The safety and effectiveness of self-administrationi of intranasal live attenuated influenza vaccine in adults

Vaccine.  2012. Dec 19 [Epub ahead of print].


Christopher S. Ambrose and Xionghua Wu

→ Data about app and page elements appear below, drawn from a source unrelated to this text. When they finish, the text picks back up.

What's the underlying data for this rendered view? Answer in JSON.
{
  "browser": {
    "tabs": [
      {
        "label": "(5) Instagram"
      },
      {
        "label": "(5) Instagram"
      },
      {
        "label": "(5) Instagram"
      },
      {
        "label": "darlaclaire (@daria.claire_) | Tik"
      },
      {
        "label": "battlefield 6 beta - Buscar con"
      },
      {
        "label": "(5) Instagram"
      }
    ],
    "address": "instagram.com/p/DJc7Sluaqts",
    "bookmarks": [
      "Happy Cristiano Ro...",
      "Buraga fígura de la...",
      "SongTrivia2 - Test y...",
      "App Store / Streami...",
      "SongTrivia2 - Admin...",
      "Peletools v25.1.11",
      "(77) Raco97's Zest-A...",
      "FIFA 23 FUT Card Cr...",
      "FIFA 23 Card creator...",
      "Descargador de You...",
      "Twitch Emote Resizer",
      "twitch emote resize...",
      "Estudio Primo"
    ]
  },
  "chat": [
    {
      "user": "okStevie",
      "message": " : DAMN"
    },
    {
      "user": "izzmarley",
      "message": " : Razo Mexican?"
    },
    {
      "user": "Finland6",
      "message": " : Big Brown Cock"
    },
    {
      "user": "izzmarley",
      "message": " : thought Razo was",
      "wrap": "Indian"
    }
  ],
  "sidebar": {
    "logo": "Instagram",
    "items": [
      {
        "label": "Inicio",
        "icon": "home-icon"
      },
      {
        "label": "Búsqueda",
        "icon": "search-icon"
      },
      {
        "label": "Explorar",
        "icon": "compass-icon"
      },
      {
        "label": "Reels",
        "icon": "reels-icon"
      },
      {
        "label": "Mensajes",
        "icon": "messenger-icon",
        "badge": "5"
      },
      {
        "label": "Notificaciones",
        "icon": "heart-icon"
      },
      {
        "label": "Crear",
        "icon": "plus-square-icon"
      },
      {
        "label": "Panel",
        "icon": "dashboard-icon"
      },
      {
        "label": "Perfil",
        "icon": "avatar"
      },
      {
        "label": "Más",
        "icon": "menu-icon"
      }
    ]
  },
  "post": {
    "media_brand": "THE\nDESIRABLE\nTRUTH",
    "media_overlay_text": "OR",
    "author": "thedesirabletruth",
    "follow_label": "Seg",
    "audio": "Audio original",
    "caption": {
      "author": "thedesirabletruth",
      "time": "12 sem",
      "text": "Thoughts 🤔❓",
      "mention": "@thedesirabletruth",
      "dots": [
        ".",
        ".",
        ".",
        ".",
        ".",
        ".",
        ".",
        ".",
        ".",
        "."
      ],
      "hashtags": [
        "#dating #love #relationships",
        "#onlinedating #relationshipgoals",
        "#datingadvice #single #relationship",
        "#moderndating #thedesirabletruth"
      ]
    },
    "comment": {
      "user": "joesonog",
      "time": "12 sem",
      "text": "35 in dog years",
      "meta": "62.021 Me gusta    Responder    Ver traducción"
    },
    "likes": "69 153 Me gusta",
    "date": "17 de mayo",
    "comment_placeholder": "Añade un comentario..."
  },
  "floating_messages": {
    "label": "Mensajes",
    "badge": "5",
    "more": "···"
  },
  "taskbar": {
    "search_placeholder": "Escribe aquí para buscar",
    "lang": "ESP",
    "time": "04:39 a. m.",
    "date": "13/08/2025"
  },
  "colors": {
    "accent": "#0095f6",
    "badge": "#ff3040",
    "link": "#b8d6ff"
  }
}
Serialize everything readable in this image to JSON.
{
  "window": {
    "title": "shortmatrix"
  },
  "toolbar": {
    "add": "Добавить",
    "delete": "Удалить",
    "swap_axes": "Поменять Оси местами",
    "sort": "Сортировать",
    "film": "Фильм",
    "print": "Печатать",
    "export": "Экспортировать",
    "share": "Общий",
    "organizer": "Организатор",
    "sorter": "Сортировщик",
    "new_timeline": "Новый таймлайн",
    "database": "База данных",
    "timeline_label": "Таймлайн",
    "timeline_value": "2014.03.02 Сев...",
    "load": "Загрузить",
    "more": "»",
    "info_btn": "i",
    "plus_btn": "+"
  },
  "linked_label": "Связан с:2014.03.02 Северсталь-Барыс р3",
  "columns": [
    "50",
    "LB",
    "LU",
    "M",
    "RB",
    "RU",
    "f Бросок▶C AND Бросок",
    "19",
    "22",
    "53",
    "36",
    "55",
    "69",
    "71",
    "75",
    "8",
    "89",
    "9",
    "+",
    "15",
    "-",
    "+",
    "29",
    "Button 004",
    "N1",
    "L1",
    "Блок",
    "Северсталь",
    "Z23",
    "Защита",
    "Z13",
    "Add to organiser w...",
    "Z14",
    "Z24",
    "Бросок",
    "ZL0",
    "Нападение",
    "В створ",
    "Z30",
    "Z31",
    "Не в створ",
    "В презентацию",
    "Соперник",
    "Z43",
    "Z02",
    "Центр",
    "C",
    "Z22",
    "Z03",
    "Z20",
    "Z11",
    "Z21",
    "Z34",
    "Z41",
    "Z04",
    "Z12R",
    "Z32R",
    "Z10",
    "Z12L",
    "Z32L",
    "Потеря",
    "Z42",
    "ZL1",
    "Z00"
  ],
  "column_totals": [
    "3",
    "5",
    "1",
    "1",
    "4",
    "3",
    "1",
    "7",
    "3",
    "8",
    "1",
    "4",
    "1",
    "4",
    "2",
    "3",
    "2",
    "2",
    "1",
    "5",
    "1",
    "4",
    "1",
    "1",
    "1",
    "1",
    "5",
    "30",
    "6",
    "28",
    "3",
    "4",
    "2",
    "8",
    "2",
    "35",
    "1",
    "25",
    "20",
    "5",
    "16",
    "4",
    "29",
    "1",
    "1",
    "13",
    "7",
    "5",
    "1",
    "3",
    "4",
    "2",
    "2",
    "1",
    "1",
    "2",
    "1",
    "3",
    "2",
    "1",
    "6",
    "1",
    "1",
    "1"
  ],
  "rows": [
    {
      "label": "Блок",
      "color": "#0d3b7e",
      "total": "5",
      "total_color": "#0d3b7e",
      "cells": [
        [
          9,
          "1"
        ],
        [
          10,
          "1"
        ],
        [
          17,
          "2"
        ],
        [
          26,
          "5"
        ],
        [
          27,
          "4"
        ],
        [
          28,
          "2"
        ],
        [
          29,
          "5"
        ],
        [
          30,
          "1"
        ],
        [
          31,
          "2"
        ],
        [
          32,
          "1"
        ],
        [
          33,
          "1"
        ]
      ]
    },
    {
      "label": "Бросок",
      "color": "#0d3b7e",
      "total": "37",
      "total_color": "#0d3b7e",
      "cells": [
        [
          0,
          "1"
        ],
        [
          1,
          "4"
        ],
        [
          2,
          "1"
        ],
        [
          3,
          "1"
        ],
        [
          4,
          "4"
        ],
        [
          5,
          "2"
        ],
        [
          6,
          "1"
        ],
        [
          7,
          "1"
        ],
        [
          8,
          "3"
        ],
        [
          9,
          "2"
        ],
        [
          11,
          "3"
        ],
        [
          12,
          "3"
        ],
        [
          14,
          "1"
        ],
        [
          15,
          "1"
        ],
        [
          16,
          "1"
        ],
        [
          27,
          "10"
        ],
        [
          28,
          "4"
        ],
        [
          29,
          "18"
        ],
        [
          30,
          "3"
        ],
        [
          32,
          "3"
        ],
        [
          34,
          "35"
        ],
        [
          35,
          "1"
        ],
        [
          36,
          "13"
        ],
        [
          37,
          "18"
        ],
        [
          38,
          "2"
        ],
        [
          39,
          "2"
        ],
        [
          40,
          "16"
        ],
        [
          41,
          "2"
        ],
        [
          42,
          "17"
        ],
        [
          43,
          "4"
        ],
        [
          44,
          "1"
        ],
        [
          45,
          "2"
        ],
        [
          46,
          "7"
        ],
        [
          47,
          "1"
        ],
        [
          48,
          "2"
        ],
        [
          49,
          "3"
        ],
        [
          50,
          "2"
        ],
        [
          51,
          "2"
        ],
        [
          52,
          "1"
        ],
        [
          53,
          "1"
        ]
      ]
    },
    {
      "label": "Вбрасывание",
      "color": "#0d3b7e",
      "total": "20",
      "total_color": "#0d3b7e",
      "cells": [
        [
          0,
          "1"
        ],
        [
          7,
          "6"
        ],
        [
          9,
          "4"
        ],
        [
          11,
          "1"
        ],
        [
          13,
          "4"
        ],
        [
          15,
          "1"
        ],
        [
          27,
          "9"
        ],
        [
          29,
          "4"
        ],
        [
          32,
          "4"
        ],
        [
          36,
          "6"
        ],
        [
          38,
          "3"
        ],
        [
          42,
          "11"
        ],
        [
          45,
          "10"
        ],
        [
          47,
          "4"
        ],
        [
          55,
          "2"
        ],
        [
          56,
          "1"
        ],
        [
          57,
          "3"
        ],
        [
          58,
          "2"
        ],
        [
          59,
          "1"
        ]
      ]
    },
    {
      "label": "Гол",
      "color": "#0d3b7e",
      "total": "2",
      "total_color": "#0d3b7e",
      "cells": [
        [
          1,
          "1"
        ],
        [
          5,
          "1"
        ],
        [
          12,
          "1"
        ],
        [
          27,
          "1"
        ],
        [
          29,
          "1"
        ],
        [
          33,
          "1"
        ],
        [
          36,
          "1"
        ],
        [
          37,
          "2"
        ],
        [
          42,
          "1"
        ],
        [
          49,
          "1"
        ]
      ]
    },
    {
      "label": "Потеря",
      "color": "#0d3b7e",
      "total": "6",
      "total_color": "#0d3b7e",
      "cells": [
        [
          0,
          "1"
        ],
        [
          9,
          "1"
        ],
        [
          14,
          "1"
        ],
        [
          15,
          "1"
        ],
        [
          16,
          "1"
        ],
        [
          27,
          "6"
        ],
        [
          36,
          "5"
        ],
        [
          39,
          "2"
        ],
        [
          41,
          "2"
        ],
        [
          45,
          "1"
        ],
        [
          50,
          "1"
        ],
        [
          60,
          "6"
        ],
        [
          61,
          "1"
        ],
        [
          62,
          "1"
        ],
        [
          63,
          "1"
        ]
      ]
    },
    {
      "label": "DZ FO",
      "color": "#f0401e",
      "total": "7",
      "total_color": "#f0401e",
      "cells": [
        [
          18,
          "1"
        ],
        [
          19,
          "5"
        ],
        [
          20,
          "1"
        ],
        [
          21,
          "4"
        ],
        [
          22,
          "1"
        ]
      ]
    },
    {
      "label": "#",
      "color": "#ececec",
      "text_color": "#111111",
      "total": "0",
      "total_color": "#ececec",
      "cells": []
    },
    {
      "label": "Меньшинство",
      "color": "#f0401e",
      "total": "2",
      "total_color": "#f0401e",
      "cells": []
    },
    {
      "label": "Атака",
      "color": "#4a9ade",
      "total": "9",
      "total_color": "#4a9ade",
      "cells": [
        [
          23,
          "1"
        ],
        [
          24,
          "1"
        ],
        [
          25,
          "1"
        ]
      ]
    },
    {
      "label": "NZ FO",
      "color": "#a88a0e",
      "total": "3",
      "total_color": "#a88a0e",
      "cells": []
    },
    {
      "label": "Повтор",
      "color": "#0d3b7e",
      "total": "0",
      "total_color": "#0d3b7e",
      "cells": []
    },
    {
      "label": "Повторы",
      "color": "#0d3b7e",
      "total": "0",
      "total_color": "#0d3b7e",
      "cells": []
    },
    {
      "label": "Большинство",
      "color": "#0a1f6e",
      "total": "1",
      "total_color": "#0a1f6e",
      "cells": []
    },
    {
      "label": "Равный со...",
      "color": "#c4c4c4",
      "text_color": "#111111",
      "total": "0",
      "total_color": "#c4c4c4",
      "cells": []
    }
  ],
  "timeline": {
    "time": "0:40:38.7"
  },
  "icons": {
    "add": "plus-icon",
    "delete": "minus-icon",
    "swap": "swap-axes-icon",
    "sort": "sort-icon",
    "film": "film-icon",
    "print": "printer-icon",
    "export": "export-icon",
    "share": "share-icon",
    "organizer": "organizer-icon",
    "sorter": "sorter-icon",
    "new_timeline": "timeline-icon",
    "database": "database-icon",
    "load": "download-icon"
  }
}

Intranasal live attenuated influenza vaccine (LAIV) has potential for self-administration (SA) by adults and adolescents, which could save time and cost in mass vaccination settings. Participants in a study of LAIV in adults (n=4561) selected either SA or health care provider (HCP) administration and were followed for febrile illness during the influenza season. More LAIV recipients chose SA-LAIV (72%) than HCP-LAIV (28%). Overall, 97% of SA-LAIV and 98% of HCP-LAIV recipients had no problems with vaccine administration. Four of 13 study sites enrolled more than 50 subjects in both cohorts. Overall and for these 4 sites, illness incidence was similar with SA-LAIV and HCP-LAIV. Solicited reactogenicity events and adverse events through 7 days post vaccination were comparable for SA-LAIV and HCP-LAIV recipients; both groups exhibited increased runny nose, sore throat, and cough relative to placebo recipients. SA-LAIV and HCP-LAIV appeared similarly effective against influenza-like illness and had comparable safety profiles.